- [WHAT TO DO]: Below are the records; copy each line in which "tester" occurs.

● ● ●

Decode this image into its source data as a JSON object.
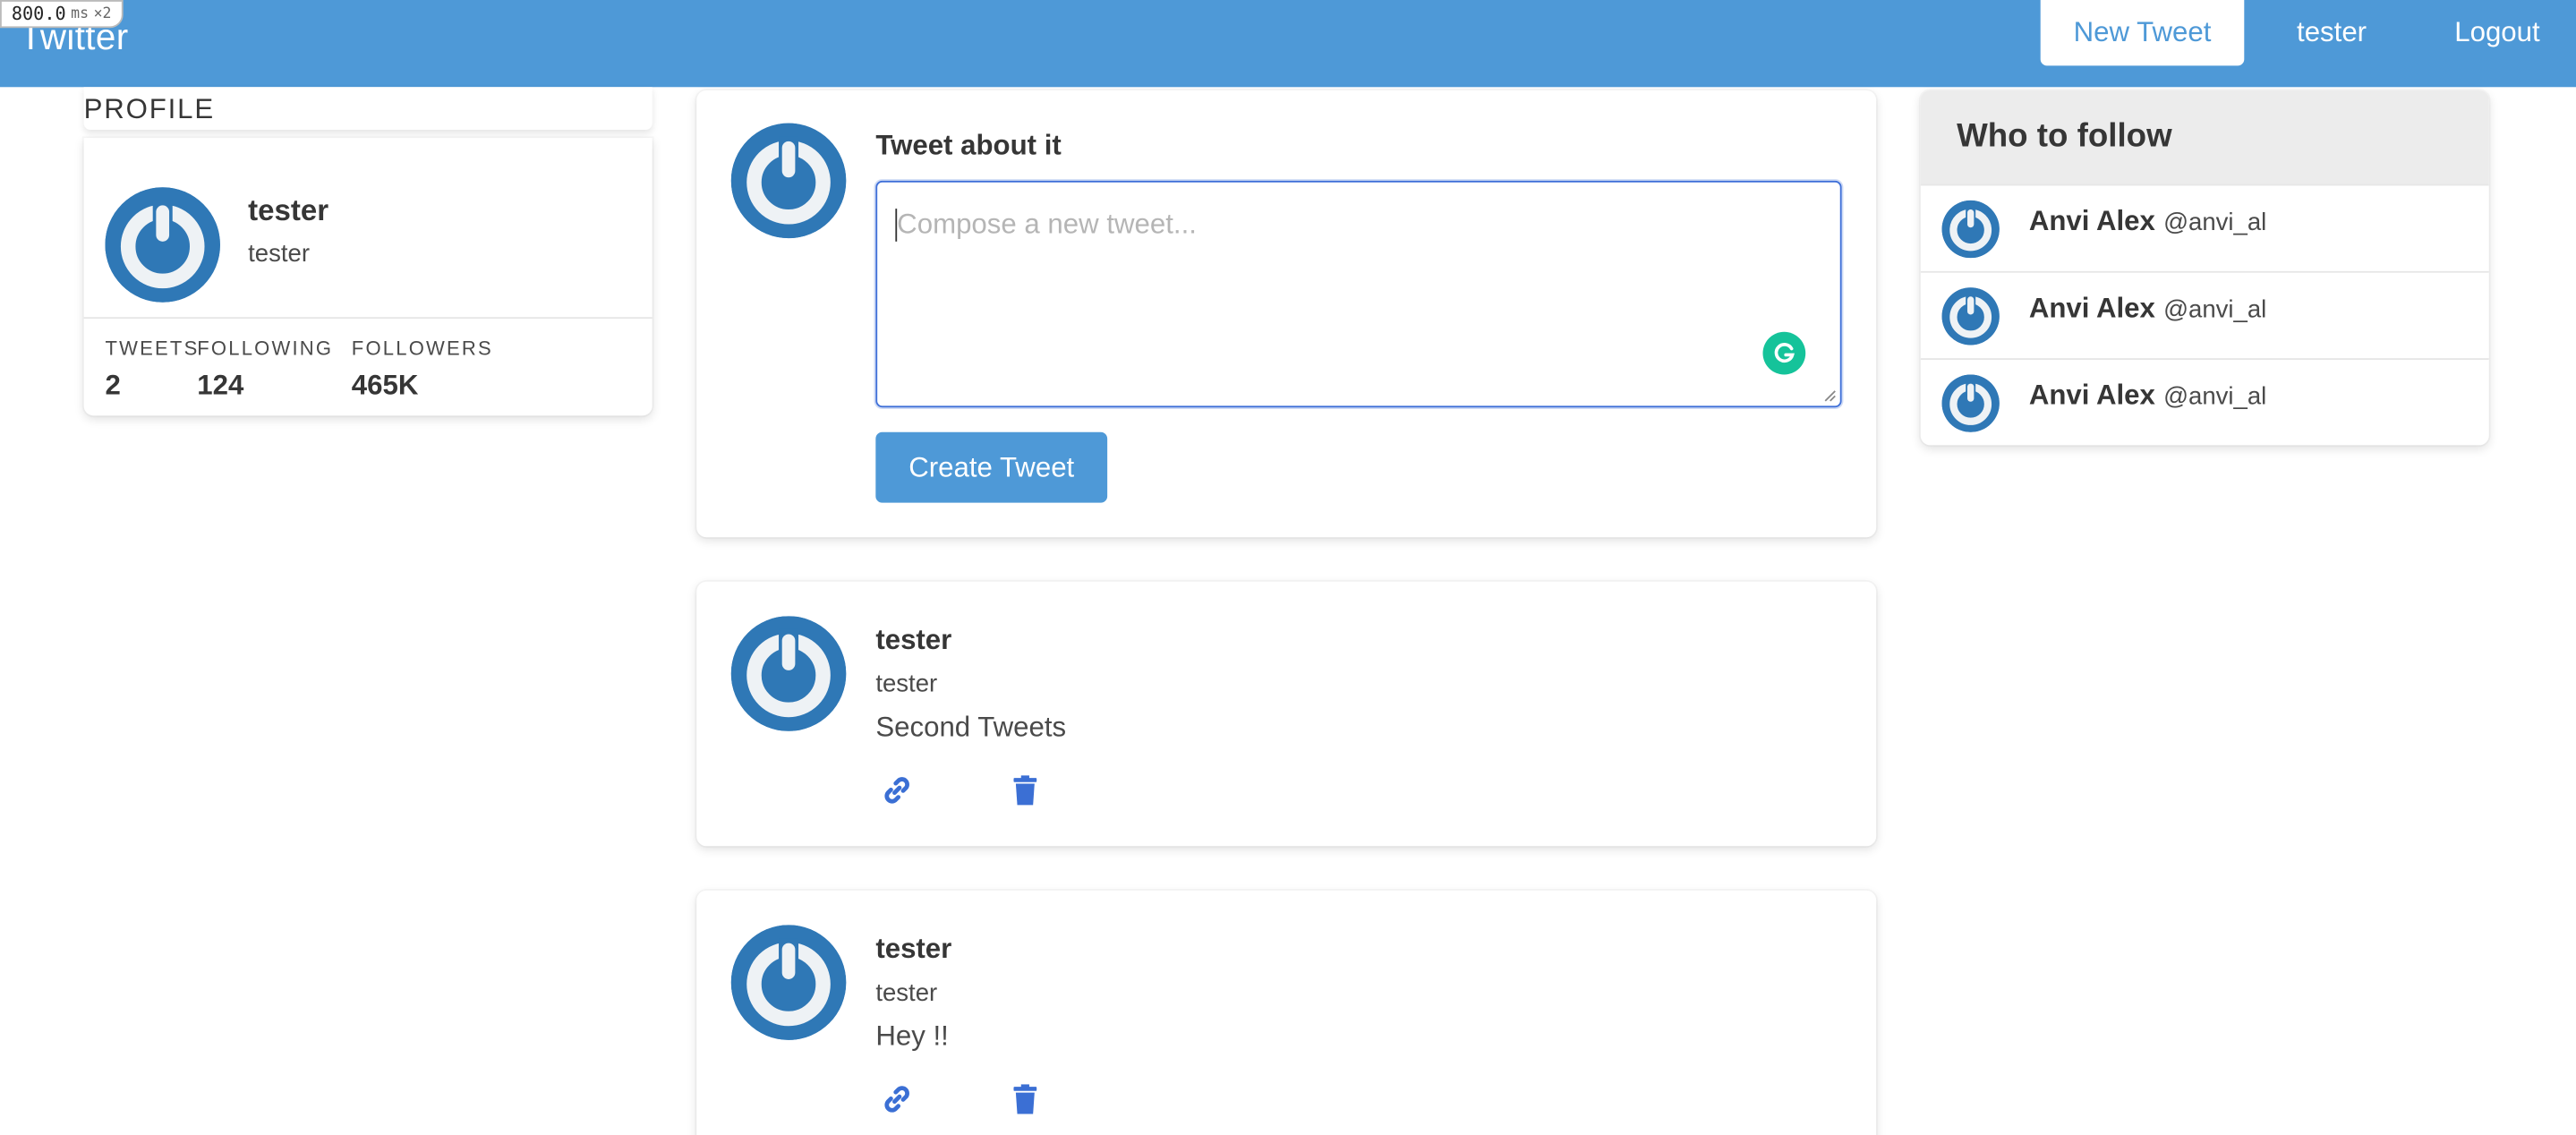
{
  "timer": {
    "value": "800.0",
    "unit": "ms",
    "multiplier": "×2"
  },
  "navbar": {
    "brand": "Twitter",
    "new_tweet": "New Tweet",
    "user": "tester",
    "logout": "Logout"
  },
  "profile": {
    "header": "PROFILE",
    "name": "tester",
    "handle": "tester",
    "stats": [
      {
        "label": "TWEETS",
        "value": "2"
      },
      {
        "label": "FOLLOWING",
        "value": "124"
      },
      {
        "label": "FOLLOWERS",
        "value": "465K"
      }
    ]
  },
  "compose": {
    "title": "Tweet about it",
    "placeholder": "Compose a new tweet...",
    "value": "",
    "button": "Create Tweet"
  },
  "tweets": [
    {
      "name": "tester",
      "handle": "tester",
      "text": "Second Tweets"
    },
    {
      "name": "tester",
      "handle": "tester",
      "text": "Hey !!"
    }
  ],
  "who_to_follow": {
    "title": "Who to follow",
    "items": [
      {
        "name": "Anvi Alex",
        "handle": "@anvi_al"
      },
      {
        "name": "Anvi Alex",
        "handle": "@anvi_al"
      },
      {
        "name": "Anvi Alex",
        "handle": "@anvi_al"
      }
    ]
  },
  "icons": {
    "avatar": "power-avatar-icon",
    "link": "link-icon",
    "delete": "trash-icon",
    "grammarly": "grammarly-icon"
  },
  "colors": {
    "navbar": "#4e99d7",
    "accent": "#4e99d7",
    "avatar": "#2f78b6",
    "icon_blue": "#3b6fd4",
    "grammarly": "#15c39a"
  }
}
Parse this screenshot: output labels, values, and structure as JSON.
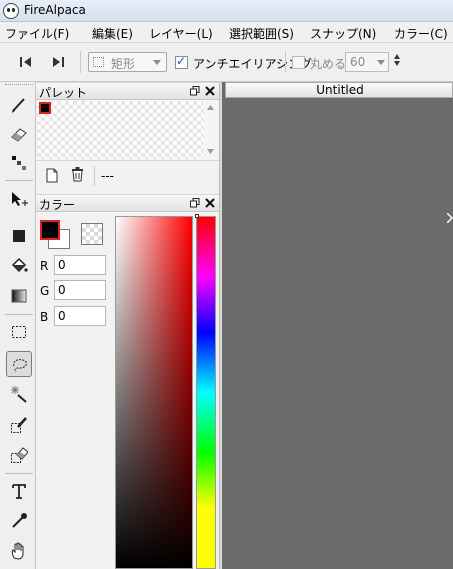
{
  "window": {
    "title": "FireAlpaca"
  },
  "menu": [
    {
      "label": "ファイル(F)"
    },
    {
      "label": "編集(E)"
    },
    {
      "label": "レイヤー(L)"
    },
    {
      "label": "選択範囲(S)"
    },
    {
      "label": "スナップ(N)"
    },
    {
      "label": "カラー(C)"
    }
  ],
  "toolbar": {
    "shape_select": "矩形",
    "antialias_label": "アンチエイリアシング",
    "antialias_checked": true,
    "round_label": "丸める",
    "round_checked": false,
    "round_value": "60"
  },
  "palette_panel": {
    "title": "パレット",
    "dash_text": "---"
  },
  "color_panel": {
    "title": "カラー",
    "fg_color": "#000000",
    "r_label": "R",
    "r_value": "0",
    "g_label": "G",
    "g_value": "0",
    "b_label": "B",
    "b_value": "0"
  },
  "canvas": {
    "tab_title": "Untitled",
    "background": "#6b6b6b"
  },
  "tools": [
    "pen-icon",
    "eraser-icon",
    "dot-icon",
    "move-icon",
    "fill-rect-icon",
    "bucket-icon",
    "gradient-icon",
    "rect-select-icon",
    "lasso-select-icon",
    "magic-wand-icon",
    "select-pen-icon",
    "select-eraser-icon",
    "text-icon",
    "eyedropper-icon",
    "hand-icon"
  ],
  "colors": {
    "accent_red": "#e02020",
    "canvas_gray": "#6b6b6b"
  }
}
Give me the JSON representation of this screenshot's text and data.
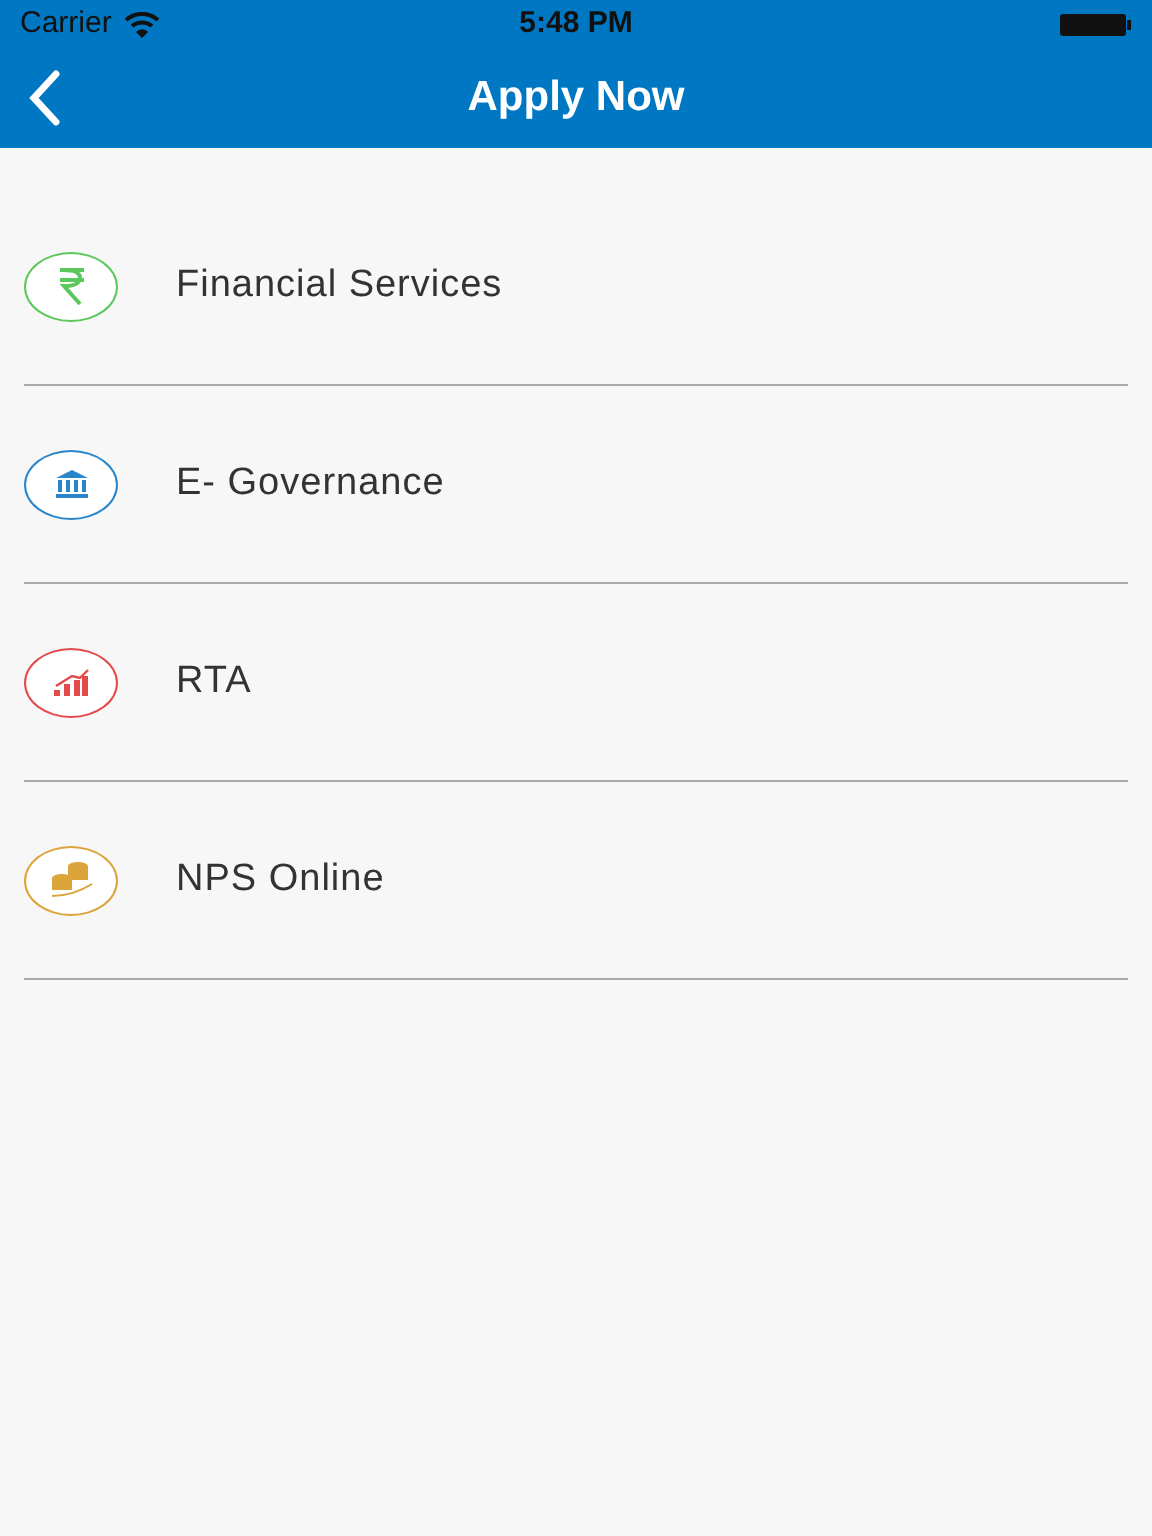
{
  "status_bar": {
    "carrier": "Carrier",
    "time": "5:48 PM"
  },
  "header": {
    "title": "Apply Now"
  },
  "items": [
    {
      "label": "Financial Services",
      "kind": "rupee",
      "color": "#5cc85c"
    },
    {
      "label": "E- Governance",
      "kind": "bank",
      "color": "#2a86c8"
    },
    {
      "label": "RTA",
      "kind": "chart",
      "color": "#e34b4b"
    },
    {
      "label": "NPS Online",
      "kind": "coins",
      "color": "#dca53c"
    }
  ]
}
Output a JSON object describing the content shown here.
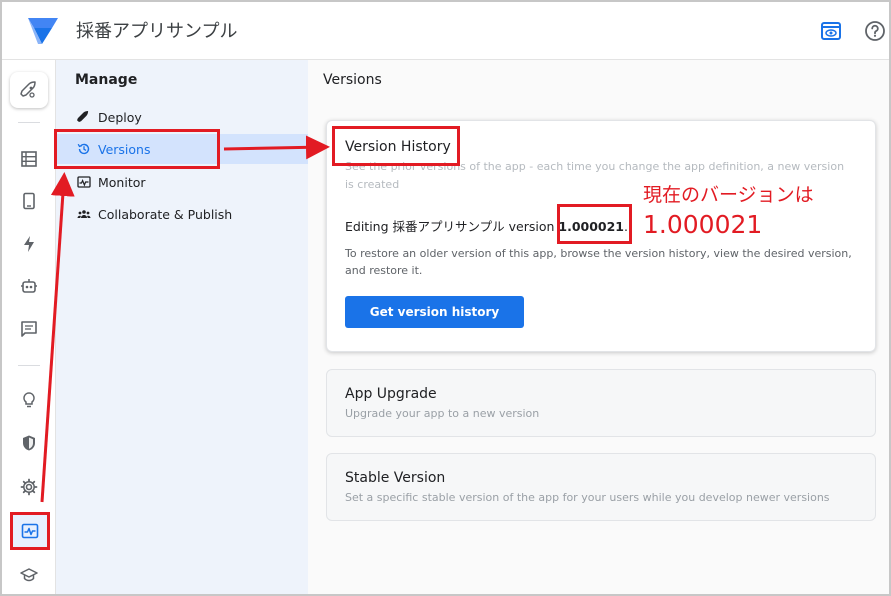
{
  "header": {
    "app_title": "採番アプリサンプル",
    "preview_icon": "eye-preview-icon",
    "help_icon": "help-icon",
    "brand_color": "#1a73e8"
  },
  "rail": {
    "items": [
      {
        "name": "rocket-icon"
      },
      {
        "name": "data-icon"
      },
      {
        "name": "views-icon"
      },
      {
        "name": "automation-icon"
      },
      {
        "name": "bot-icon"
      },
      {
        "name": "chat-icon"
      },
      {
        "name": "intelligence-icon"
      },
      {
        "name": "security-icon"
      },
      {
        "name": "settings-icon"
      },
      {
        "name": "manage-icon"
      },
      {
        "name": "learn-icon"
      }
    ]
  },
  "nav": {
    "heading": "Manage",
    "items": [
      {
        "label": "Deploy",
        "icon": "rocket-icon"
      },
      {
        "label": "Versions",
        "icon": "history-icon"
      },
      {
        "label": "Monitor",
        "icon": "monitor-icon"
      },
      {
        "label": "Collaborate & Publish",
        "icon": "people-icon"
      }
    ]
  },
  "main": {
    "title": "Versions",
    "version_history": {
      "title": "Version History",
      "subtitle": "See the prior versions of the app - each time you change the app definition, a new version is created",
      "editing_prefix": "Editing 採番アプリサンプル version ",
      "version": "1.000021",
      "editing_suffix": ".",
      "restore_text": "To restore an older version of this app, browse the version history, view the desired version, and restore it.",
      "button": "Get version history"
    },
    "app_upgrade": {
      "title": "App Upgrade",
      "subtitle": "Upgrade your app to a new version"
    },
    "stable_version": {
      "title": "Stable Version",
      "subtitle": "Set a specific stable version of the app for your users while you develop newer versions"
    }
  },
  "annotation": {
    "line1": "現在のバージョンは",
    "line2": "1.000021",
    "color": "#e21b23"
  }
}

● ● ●

- [RESULT OF THIS TASK]:
    "user": "tester",
    "name": "tester",
    "handle": "tester",
      "name": "tester",
      "handle": "tester",
      "name": "tester",
      "handle": "tester",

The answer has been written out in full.